Data supplied START

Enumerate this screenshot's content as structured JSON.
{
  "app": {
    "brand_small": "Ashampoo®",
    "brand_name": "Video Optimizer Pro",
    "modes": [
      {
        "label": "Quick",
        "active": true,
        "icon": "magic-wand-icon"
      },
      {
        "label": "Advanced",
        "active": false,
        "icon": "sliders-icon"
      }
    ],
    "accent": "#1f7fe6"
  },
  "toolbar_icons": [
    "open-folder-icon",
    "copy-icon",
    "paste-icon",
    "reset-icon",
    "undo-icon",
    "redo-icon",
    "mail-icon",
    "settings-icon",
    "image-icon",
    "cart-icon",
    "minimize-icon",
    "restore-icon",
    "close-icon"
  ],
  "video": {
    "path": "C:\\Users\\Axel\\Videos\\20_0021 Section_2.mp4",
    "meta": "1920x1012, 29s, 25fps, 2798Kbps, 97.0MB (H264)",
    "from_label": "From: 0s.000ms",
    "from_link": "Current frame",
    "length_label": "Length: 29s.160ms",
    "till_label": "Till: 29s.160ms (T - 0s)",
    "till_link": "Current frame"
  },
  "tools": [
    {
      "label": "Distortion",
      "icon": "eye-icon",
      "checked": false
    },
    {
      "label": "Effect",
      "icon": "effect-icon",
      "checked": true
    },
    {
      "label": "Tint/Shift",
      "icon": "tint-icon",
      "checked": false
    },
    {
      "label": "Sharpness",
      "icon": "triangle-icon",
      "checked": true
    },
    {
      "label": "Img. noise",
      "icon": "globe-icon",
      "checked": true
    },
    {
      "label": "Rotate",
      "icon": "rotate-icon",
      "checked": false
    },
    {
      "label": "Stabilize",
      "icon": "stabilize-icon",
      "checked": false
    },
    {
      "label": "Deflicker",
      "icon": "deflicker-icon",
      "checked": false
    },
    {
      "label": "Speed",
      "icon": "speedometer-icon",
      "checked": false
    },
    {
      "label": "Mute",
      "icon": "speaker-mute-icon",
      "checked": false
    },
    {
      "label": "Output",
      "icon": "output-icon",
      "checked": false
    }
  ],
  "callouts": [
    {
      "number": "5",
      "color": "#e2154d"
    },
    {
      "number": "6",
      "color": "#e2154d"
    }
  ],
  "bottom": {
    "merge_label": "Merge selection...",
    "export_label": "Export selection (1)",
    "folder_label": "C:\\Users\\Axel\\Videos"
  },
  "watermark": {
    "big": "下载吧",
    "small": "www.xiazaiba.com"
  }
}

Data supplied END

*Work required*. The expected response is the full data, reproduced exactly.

*Output for this task*.
Enumerate this screenshot's content as structured JSON.
{
  "app": {
    "brand_small": "Ashampoo®",
    "brand_name": "Video Optimizer Pro",
    "modes": [
      {
        "label": "Quick",
        "active": true,
        "icon": "magic-wand-icon"
      },
      {
        "label": "Advanced",
        "active": false,
        "icon": "sliders-icon"
      }
    ],
    "accent": "#1f7fe6"
  },
  "toolbar_icons": [
    "open-folder-icon",
    "copy-icon",
    "paste-icon",
    "reset-icon",
    "undo-icon",
    "redo-icon",
    "mail-icon",
    "settings-icon",
    "image-icon",
    "cart-icon",
    "minimize-icon",
    "restore-icon",
    "close-icon"
  ],
  "video": {
    "path": "C:\\Users\\Axel\\Videos\\20_0021 Section_2.mp4",
    "meta": "1920x1012, 29s, 25fps, 2798Kbps, 97.0MB (H264)",
    "from_label": "From: 0s.000ms",
    "from_link": "Current frame",
    "length_label": "Length: 29s.160ms",
    "till_label": "Till: 29s.160ms (T - 0s)",
    "till_link": "Current frame"
  },
  "tools": [
    {
      "label": "Distortion",
      "icon": "eye-icon",
      "checked": false
    },
    {
      "label": "Effect",
      "icon": "effect-icon",
      "checked": true
    },
    {
      "label": "Tint/Shift",
      "icon": "tint-icon",
      "checked": false
    },
    {
      "label": "Sharpness",
      "icon": "triangle-icon",
      "checked": true
    },
    {
      "label": "Img. noise",
      "icon": "globe-icon",
      "checked": true
    },
    {
      "label": "Rotate",
      "icon": "rotate-icon",
      "checked": false
    },
    {
      "label": "Stabilize",
      "icon": "stabilize-icon",
      "checked": false
    },
    {
      "label": "Deflicker",
      "icon": "deflicker-icon",
      "checked": false
    },
    {
      "label": "Speed",
      "icon": "speedometer-icon",
      "checked": false
    },
    {
      "label": "Mute",
      "icon": "speaker-mute-icon",
      "checked": false
    },
    {
      "label": "Output",
      "icon": "output-icon",
      "checked": false
    }
  ],
  "callouts": [
    {
      "number": "5",
      "color": "#e2154d"
    },
    {
      "number": "6",
      "color": "#e2154d"
    }
  ],
  "bottom": {
    "merge_label": "Merge selection...",
    "export_label": "Export selection (1)",
    "folder_label": "C:\\Users\\Axel\\Videos"
  },
  "watermark": {
    "big": "下载吧",
    "small": "www.xiazaiba.com"
  }
}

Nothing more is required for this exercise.